◆ TASK DESCRIPTION
In the data below, find each line containing the string "date" and return it.

◆ SOURCE DATA
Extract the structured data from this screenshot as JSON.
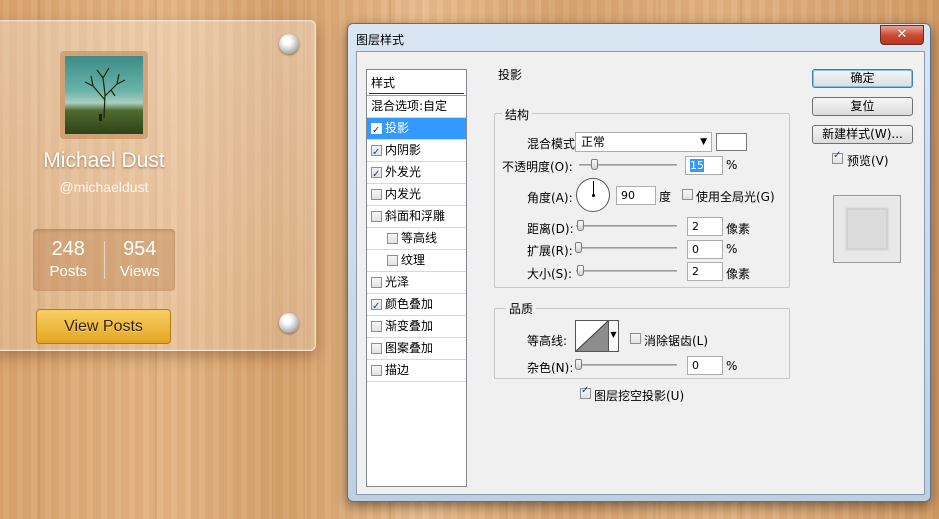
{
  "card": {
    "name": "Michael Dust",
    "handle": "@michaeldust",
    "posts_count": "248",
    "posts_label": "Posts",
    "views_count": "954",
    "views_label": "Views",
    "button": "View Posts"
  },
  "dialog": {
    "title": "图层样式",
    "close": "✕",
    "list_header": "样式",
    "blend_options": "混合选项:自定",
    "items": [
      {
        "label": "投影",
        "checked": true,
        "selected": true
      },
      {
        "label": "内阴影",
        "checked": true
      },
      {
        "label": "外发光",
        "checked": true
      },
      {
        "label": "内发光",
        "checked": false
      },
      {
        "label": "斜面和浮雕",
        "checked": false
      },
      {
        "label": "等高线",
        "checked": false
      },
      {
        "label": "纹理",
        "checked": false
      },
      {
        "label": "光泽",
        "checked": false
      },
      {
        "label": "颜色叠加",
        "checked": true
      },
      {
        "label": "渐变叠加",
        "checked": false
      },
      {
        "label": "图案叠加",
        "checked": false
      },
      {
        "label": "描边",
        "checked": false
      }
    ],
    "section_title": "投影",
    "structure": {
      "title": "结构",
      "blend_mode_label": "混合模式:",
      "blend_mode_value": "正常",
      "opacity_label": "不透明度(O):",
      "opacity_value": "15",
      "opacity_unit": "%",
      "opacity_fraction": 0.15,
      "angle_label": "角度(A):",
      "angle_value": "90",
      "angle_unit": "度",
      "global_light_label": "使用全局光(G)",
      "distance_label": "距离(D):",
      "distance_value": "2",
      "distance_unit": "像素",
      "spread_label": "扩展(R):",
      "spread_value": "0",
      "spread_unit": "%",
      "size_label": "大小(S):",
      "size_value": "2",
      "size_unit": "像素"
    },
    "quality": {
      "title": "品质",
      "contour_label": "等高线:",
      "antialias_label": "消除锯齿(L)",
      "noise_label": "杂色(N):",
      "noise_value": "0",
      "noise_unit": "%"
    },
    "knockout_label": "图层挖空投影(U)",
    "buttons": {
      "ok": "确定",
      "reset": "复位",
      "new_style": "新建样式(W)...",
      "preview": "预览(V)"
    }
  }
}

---

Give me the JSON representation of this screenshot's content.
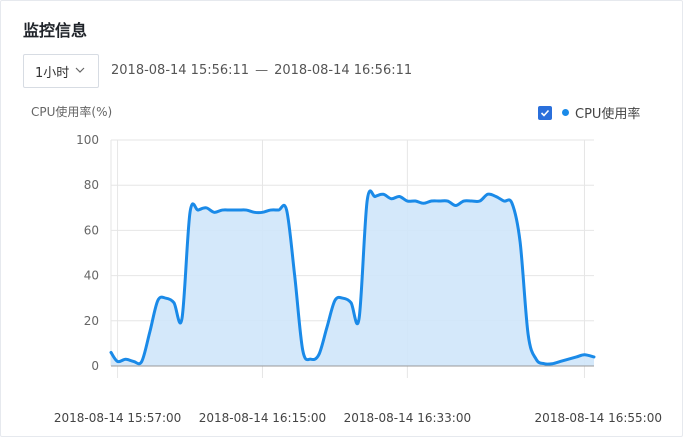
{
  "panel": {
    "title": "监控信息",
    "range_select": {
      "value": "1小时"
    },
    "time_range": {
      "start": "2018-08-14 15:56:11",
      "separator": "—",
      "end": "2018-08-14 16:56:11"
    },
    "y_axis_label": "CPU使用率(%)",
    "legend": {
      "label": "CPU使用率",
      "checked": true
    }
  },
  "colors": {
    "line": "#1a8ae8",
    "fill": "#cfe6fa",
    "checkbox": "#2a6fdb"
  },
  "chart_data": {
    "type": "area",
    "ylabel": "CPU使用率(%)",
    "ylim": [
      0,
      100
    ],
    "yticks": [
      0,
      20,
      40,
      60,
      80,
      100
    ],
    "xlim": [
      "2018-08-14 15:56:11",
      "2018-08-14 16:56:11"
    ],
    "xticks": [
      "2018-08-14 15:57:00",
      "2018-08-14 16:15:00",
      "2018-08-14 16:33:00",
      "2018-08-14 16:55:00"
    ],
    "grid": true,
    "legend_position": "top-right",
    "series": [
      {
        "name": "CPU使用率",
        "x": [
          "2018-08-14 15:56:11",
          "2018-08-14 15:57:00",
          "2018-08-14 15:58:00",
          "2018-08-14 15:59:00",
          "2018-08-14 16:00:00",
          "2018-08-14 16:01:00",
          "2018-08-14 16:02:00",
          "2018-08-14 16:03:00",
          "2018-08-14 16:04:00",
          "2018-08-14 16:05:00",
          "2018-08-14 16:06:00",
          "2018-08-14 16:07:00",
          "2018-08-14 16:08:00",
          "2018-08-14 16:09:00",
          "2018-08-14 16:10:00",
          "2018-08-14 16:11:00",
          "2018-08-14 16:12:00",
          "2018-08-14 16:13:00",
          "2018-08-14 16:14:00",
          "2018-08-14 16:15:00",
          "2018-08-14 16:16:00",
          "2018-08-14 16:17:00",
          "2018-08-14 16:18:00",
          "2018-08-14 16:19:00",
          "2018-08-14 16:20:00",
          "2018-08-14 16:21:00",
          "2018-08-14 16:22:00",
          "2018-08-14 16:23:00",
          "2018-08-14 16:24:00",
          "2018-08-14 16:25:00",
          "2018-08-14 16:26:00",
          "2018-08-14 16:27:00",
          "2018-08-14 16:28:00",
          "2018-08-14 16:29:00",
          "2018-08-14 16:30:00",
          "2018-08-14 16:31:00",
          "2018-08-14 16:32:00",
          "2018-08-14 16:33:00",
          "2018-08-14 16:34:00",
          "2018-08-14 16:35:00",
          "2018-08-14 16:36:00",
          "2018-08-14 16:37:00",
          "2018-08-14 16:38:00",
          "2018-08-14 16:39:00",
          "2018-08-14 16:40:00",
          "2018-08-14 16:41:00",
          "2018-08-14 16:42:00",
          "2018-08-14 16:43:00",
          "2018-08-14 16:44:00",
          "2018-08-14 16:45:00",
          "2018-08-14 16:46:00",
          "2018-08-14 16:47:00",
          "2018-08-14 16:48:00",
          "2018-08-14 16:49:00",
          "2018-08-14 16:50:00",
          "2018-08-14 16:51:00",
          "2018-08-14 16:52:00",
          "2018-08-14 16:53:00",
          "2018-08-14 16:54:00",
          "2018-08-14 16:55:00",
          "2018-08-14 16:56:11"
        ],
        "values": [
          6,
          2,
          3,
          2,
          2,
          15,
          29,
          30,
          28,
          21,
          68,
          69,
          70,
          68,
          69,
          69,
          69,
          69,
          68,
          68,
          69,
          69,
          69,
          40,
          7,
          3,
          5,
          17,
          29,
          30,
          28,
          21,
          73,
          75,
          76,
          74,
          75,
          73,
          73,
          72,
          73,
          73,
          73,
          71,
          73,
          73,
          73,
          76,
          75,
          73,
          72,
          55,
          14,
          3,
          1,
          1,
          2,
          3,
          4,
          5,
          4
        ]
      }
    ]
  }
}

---

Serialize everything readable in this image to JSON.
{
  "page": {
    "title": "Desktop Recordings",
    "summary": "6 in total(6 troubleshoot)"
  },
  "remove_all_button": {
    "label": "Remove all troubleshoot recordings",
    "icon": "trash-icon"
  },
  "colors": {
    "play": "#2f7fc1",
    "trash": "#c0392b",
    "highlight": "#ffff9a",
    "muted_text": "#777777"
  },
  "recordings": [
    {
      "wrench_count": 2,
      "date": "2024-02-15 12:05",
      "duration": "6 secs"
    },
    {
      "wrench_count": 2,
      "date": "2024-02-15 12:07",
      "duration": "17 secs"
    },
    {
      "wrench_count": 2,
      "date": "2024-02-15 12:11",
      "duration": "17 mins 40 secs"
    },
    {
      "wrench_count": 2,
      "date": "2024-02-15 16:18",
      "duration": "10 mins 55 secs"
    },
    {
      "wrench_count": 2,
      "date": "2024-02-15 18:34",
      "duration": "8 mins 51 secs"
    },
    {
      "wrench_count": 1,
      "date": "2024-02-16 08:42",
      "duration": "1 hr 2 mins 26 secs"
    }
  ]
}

◆ RESULT OF THIS TASK
      "date": "2024-02-15 12:05",
      "date": "2024-02-15 12:07",
      "date": "2024-02-15 12:11",
      "date": "2024-02-15 16:18",
      "date": "2024-02-15 18:34",
      "date": "2024-02-16 08:42",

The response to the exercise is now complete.